+ In an attempt to determine the frequency of persistent BDV in the human central nervous system, Czygan et al analyzed a large collection of autopsy brain samples.  Reverse transcription-nested PCR reaction  was performed to detect BVD RNA.  Surprisingly, only 3 samples from persons with psychiatric disorders and prominent hippocampal degeneration exhibited the presence of viral RNA.  Another 86 samples from patients with various psychiatric disorders (including schitzophrenia, affective disorders, etc.) were negative for BDV.  The study convinced the team thatpersistent BDV infections are quite rare in humans, although it may be associated with hippocampal degeneration.
Czygan, M, et al.  "Borna disease virus in human brains with a rare form of hippocampal degeneration but not in brains of patients with common neuropsychiatric disorders." Journal of Infectious Diseases, 1999 Nov, 180(5):1695-9.

+ In contrast to the above article,  series of studies by Chen et al have confirmed that Taiwanese patients with schitzophrenia and depression do, in fact, have a higher prevalence of BDV-specific antibodies and BDV transcripts than do controls.   This provides a positive association between the virus and psychiatric disorders.   Interestingly, the team also analyzed blood samples of patients' family members and mental health workers and determined that they, too, exhibit a significantly higher rate of BDV infection than the control population.   This provides the evidence of human-to-human transmission of Borna disease virus.
Chen, CH, et al.  "High seroprevalence of Borna virus infection in schitzophrenic patients, family members and mental health workers in Taiwan."  Molecular Psychiatry, 1999 Jan, 4(1):33-8.

+ The same research team later isolated BDV RNA from the peripheral blood cells of 10 out of 74 schizophrenic patients (or 14%), as compared to only one infected person out of 69 controls.   Furthermore, seven out of 45 mental health workers were found to be positive for BDV, representing a 15% infection rate, as compared to 1.4% rate among the control subjects.  These quantitative data suggest that Borna disease virus may, indeed, contribute to the pathogenesis of schitzophrenia.
Chen, CH, et al.  "Detection of Borna disease virus RNA from peripheral blood cells in schitzophrenic patients and mental health workers."  Molecular Psychiatry, 1999 Nov, 4(6):566-71.

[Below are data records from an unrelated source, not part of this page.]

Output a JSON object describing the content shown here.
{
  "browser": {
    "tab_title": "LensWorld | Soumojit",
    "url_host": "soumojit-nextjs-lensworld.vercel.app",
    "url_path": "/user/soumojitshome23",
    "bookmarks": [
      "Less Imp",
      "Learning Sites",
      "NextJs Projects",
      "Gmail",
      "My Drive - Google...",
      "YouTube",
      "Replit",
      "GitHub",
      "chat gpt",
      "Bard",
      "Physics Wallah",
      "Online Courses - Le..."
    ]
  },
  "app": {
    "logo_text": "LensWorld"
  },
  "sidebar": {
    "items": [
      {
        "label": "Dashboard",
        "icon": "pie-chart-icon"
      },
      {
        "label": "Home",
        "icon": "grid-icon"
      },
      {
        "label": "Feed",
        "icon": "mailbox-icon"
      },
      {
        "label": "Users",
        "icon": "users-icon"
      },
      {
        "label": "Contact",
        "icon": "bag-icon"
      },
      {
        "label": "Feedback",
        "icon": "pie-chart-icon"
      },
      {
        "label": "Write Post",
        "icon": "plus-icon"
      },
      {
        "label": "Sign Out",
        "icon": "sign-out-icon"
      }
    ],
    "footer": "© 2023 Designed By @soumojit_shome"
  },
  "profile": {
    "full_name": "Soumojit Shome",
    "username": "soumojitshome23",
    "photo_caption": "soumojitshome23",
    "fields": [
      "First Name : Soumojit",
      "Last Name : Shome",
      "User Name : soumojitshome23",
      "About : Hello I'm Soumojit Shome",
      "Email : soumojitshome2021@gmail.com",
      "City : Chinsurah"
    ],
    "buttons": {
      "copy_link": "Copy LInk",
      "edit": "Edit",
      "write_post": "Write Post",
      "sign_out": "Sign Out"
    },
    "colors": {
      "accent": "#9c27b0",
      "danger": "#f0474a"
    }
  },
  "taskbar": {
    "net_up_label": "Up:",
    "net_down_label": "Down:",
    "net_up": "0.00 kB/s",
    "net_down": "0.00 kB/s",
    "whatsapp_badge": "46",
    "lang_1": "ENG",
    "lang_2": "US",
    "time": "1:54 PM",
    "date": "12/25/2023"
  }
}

Several drugs are now being studied and tested as potential antiviral agents for Borna disease virus.  Currently, most of these drugs are still being tested on laboratory animals, but who knows what another year will bring...

+ A guanosine analog ribavirin has been shown to inhibit viral activity in vitro.  Twelve hours following a ribavirin treatment, the Jordan et al team found a significant reduction in both the level of virus and viral transcripts.  Ribavirin acts to reduce intracellular GTP pool, thus inhibiting transcription and capping of BDV mRNA.
Jordan, I, et al.  "Inhibition of Borna disease virus replication by ribavirin." Journal of Virology, 1999 Sep, 73(9):7903-6.

+ Interferon-alpha (IFN) is also proving to be a highly effective retroviral drug for BDV.  Hallensleben, et al found that BDV replication cycle was significantly blocked by IFN in infected monkeys, although this antiviral effect was not seen in all cell lines.
Hallensleben, W.  "Inhibition of Borna disease virus multiplication by interferon:cell differences in susceptibility."  Archives of Virology, 1999, 144(6):1209-16.

+ Amantadinesulfate is a useful antiviral agent in the treatment of a wide spectrum of viral infections.  However, it has also been reported as producing some mild antidepressive effects.  Research carried out by Ferszt, et al tested this phenomenon and the results are very promising for anti-BDV treatment.  In a clinical study, 30 depressed patients with various states of BDV infection were given oral amantadine for 8 to 12 weeks.  The treatment produced antidepressive response in 19 of the 30 patients, suggesting, once again, that the depression was associated with a viral infection which is susceptible to the antiviral properties of amantadine.
Ferszt, R.  "Amantadine revisited: an open trial of amantadinesulfate treatment in chronically depressed patients with Borna disease virus infection".  Pharmacopsychiatry, 1999 Jul, 32(4):142-7.